AS the new schooling year kicks off, public schools in the Latrobe Valley have seen some changes or disruptions to their usual welcome activities as part of teachers’ industrial action.
According to Australian Education Union Gippsland region organiser Jeff Gray, some of the activities impacted by work bans could include welcome barbecues and school camps.
“While some activities have been cancelled, some schools are running some exceptions; for instance having a shortened afternoon barbecue for year seven students’ parents,” Mr Gray said.
“Some teachers willingly give up a lot of their own time to do unpaid extra duties, and with the start of school, having term nights and barbecues, they do it without complaint.
“It is difficult (to adhere strictly to the work bans) because some members feel a sense of responsibility.”
Mr Gray said while the union strongly encouraged members to participate in the work bans, it could not and does not try to enforce it.
“No member will be punished (for not participating in the bans), although we want them to because it’s their fight,” he said.
“Some schools feel having events in the first week is important; some might hold them but at reduced lengths or earlier in the afternoon.”

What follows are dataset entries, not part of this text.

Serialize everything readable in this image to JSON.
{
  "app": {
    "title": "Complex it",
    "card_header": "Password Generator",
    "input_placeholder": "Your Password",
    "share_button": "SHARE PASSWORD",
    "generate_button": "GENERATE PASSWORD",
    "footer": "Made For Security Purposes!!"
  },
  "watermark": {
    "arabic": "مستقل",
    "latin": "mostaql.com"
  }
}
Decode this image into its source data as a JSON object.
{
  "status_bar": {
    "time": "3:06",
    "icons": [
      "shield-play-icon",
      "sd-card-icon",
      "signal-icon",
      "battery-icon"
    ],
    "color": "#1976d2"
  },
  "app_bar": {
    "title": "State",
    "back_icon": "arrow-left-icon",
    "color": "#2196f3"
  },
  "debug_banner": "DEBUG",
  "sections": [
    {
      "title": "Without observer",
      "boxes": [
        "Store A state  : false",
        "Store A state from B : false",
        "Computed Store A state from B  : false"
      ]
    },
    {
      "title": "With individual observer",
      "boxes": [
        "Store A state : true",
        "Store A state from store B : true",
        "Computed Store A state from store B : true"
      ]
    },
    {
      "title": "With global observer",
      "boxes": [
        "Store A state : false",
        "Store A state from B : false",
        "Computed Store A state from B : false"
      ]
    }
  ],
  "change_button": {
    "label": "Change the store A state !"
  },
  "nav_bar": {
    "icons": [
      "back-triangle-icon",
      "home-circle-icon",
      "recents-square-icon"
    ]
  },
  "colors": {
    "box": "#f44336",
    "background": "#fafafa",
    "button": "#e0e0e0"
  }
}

Lowanna College AEU representative and AEU Latrobe Valley councillor Ross Jackson said as a result of the work bans, the school would not be holding its annual year seven get-together.
“The year seven overnight camp is also not being done,” Mr Jackson said.
“(Teachers) are angry the government is now threatening to fine teachers (who strike) $6600 individually if their court action is successful.”
With students coming back to school, Mr Jackson said it was the parents who were disadvantaged most as they would not get to know their children’s teachers.
“Later on, excursions which extend outside the 38 hours a week may affect the kids,” he said.
Earlier this week, even as the AEU and State Government entered into “intense negotiations”, the latter commenced legal action to seek an injunction against the AEU and the Community and Public Sector Union for planned strike actions, including a 14 February stop work.
“The issuing of these proceedings follows the unions’ failure to call off their industrial action despite being given ample warning of the government’s intentions to issue legal proceedings if the unions persisted in their industrial action,” a spokesperson for the Minister for Finance Robert Clark said.
In response, the AEU accused the State Government of wasting taxpayers’ money in a “wasteful court action”.
Saying it was “extremely disappointed” the government had launched legal action the same day negotiations began in earnest to resolve the public school staff EBA impasse, AEU Victorian branch president Meredith Peace said it was “staggering” a government responsible for more than $2 billion in cuts to public education were now wasting money on a “counterproductive court action”.
Ms Peace said neither the AEU nor their lawyers had been notified of the legal action.
Talks between the parties broke down late last year; the dispute between the parties has been ongoing for more than two years.